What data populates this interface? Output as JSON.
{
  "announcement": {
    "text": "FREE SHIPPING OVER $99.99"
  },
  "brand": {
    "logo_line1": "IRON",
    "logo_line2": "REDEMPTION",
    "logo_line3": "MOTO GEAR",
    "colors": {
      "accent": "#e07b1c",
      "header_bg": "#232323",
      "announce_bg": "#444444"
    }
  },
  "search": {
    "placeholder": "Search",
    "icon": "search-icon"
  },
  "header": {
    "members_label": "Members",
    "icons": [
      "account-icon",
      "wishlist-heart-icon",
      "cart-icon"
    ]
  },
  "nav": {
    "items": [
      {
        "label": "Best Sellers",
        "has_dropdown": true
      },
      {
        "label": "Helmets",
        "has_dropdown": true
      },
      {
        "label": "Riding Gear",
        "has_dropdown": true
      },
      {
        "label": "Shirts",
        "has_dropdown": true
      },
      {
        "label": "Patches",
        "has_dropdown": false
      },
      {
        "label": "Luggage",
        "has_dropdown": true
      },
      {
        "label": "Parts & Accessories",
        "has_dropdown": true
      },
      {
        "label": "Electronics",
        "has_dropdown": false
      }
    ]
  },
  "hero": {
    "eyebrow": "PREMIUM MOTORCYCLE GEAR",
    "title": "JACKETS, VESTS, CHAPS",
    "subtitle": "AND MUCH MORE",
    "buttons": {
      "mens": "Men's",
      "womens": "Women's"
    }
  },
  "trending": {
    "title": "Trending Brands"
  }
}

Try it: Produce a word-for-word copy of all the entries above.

Task answer:
What data populates this interface? Output as JSON.
{
  "announcement": {
    "text": "FREE SHIPPING OVER $99.99"
  },
  "brand": {
    "logo_line1": "IRON",
    "logo_line2": "REDEMPTION",
    "logo_line3": "MOTO GEAR",
    "colors": {
      "accent": "#e07b1c",
      "header_bg": "#232323",
      "announce_bg": "#444444"
    }
  },
  "search": {
    "placeholder": "Search",
    "icon": "search-icon"
  },
  "header": {
    "members_label": "Members",
    "icons": [
      "account-icon",
      "wishlist-heart-icon",
      "cart-icon"
    ]
  },
  "nav": {
    "items": [
      {
        "label": "Best Sellers",
        "has_dropdown": true
      },
      {
        "label": "Helmets",
        "has_dropdown": true
      },
      {
        "label": "Riding Gear",
        "has_dropdown": true
      },
      {
        "label": "Shirts",
        "has_dropdown": true
      },
      {
        "label": "Patches",
        "has_dropdown": false
      },
      {
        "label": "Luggage",
        "has_dropdown": true
      },
      {
        "label": "Parts & Accessories",
        "has_dropdown": true
      },
      {
        "label": "Electronics",
        "has_dropdown": false
      }
    ]
  },
  "hero": {
    "eyebrow": "PREMIUM MOTORCYCLE GEAR",
    "title": "JACKETS, VESTS, CHAPS",
    "subtitle": "AND MUCH MORE",
    "buttons": {
      "mens": "Men's",
      "womens": "Women's"
    }
  },
  "trending": {
    "title": "Trending Brands"
  }
}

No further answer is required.